# What to do:
Every line of the data below must be output exactly, with images left out.

======== Recorded data ========

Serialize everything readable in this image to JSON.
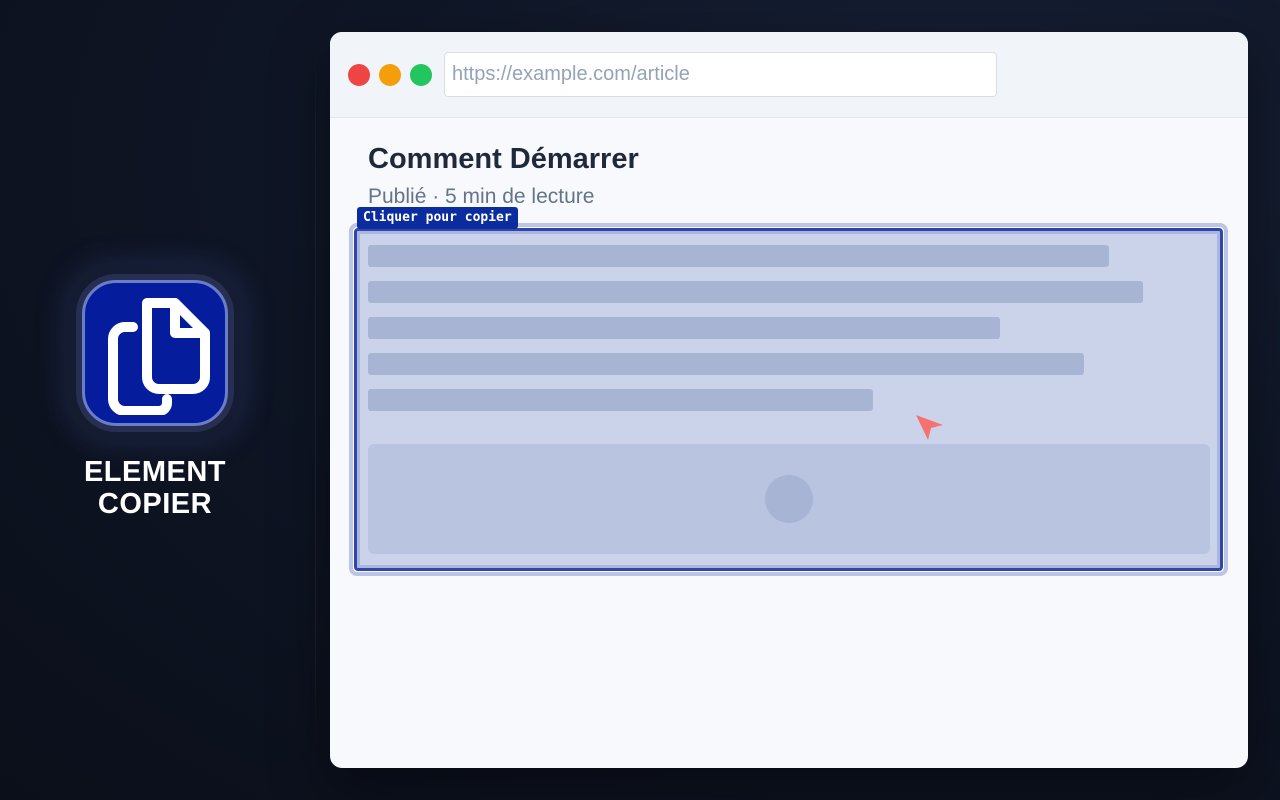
{
  "brand": {
    "name_line1": "ELEMENT",
    "name_line2": "COPIER",
    "icon": "copy-document-icon",
    "colors": {
      "icon_bg": "#051d9c",
      "icon_border": "#6b7cc9"
    }
  },
  "browser": {
    "controls": [
      "close-dot-icon",
      "minimize-dot-icon",
      "maximize-dot-icon"
    ],
    "url_placeholder": "https://example.com/article"
  },
  "article": {
    "title": "Comment Démarrer",
    "meta": "Publié · 5 min de lecture"
  },
  "highlight": {
    "tooltip": "Cliquer pour copier",
    "placeholder_lines": 5,
    "colors": {
      "border": "#3346a8",
      "fill": "#cbd3ea",
      "tag": "#0b2c9f"
    }
  },
  "cursor": {
    "icon": "pointer-cursor-icon",
    "color": "#f87171"
  }
}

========

# Written reply:
Serialize everything readable in this image to JSON.
{
  "brand": {
    "name_line1": "ELEMENT",
    "name_line2": "COPIER",
    "icon": "copy-document-icon",
    "colors": {
      "icon_bg": "#051d9c",
      "icon_border": "#6b7cc9"
    }
  },
  "browser": {
    "controls": [
      "close-dot-icon",
      "minimize-dot-icon",
      "maximize-dot-icon"
    ],
    "url_placeholder": "https://example.com/article"
  },
  "article": {
    "title": "Comment Démarrer",
    "meta": "Publié · 5 min de lecture"
  },
  "highlight": {
    "tooltip": "Cliquer pour copier",
    "placeholder_lines": 5,
    "colors": {
      "border": "#3346a8",
      "fill": "#cbd3ea",
      "tag": "#0b2c9f"
    }
  },
  "cursor": {
    "icon": "pointer-cursor-icon",
    "color": "#f87171"
  }
}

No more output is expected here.